Since I was a child, I used to enjoy watching films on TV or being taken to the cinema to see a good one in the company of my father and sister, most of the times. I must confess that I became sort of hooked on films and the stories behind them so whenever there was a film on TV late at night, I reluctantly submitted to go to bed.
As we have been talking about plot devices which help develop great stories, we can undoubtedly highlight the figure of Alfred Hitchcock, who was the master in creating suspense and made us stick to our chairs from the very beginning of a film to its end.
It would be an extremely difficult issue to decide on a single film that I could consider my favourite one –there are lots of them and for various reasons. But just to name a few:
The Birds and Psycho for being such hair-raising films that I’ve never been able to see again –I saw The Birds at the age of 10 and I’m still scared.
The Man Who Knew Too Much and Rear Window for those intriguing moments James Stewart made us live.
North by Northwest or Vertigo as the nail-biting suspense masterpieces and the ones you can become scared stiff.
Marnie and Rebecca, two women’s names for two romantic stories.
To Catch A Thief and Dial M for Murder, where we can appreciate Grace Kelly's innately elegant style.
The Trouble with Harry as the funniest one.
The list is endless: Jamaica Inn, The 39 Steps, Torn Curtain, Shadow of A Doubt, The Paradine Case, Rope, … In all these films we can note the plot devices we’ve been checking lately –the plot voucher, the locked room, the MacGuffin, deus ex machina, … Alfred Hitchcock perfectly knew what he was doing. And here’s a video with one of his special characteristics. What was it?
I must admit to a certain fondness for a film which, by the way, we mentioned in class some days ago, and that’s why I’ll comment on a classic, another Alfred Hitchcock’s “must” that immediately springs to my mind, Rebecca.
As you may know, Rebecca was a film adaptation of the namesake novel by Daphne du Maurier. Two years after having written her story (1938) achieved her greatest recognition through this outstanding film, which won two Oscars (Best Film and Best Picture) despite having been nominated in 11 categories.
I won’t tell you much of the plot in case you still haven’t seen it. However incredible it may sound, the secret of its success relies on the following facts.

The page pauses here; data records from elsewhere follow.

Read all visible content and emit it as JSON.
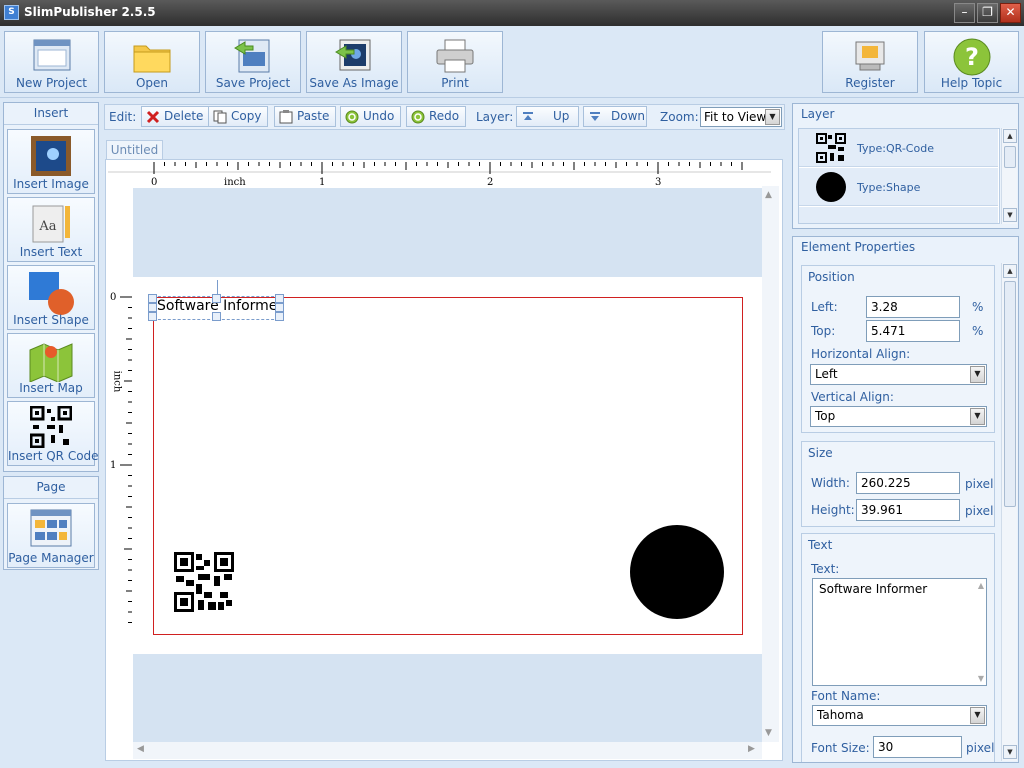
{
  "window": {
    "title": "SlimPublisher 2.5.5",
    "app_icon": "S"
  },
  "toolbar": {
    "new_project": "New Project",
    "open": "Open",
    "save_project": "Save Project",
    "save_as_image": "Save As Image",
    "print": "Print",
    "register": "Register",
    "help_topic": "Help Topic"
  },
  "insert_panel": {
    "header": "Insert",
    "insert_image": "Insert Image",
    "insert_text": "Insert Text",
    "insert_shape": "Insert Shape",
    "insert_map": "Insert Map",
    "insert_qr_code": "Insert QR Code"
  },
  "page_panel": {
    "header": "Page",
    "page_manager": "Page Manager"
  },
  "editbar": {
    "edit_label": "Edit:",
    "delete": "Delete",
    "copy": "Copy",
    "paste": "Paste",
    "undo": "Undo",
    "redo": "Redo",
    "layer_label": "Layer:",
    "up": "Up",
    "down": "Down",
    "zoom_label": "Zoom:",
    "zoom_value": "Fit to View"
  },
  "document": {
    "tab": "Untitled",
    "ruler_unit": "inch",
    "ruler_top_numbers": [
      "0",
      "1",
      "2",
      "3"
    ],
    "ruler_left_numbers": [
      "0",
      "1"
    ],
    "text_element": "Software Informer"
  },
  "layer_panel": {
    "header": "Layer",
    "items": [
      {
        "type": "Type:QR-Code",
        "icon": "qr-code-icon"
      },
      {
        "type": "Type:Shape",
        "icon": "circle-shape-icon"
      }
    ]
  },
  "properties": {
    "header": "Element Properties",
    "position": {
      "header": "Position",
      "left_label": "Left:",
      "left_value": "3.28",
      "left_unit": "%",
      "top_label": "Top:",
      "top_value": "5.471",
      "top_unit": "%",
      "halign_label": "Horizontal Align:",
      "halign_value": "Left",
      "valign_label": "Vertical Align:",
      "valign_value": "Top"
    },
    "size": {
      "header": "Size",
      "width_label": "Width:",
      "width_value": "260.225",
      "width_unit": "pixel",
      "height_label": "Height:",
      "height_value": "39.961",
      "height_unit": "pixel"
    },
    "text": {
      "header": "Text",
      "text_label": "Text:",
      "text_value": "Software Informer",
      "font_name_label": "Font Name:",
      "font_name_value": "Tahoma",
      "font_size_label": "Font Size:",
      "font_size_value": "30",
      "font_size_unit": "pixel"
    }
  },
  "colors": {
    "accent": "#2f5fa0",
    "page_border": "#d02020",
    "panel_bg": "#dbe8f6"
  }
}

The whole story is told by a naïve young woman (Joan Fontaine) whose name we never know, and only when she marries Maxim de Winter (Laurence Olivier), a handsome and rich widower, she becomes, of course, Mrs de Winter. However, this causes confusion since there are constant references to the first Mrs de Winter, Rebecca, who seemed to be the narrator’s counterpart and who everyone thought had drowned in the sea near Manderley, the old mansion where they live. Throughout 130 minutes, the past becomes the present, and the omnipresent Rebecca together with the diehard, her devoted housekeeper, Mrs Danvers (Judith Anderson) rule the whole film in a dramatically tense atmosphere.
It was such an impact the one created by the main character that here in Spain, we started naming the cardigan Joan Fontaine wore as “rebeca”.
Well, I think Rebecca is a film you can’t miss.
All in all, I’ve always liked films and all the industry around them –actors and actresses, directors, stories behind the film scenes, clothes and props, … Not only because they make you live and dream of other experiences by being in the main character’s shoes, but also because you can always learn something new or, at least, realise how different the world can be.
So, it’s your turn now! Which blockbusters can you think of now? Do you feel like writing about a film or a book you waxed euphoric about?
Go ahead!!! All your comments are welcome.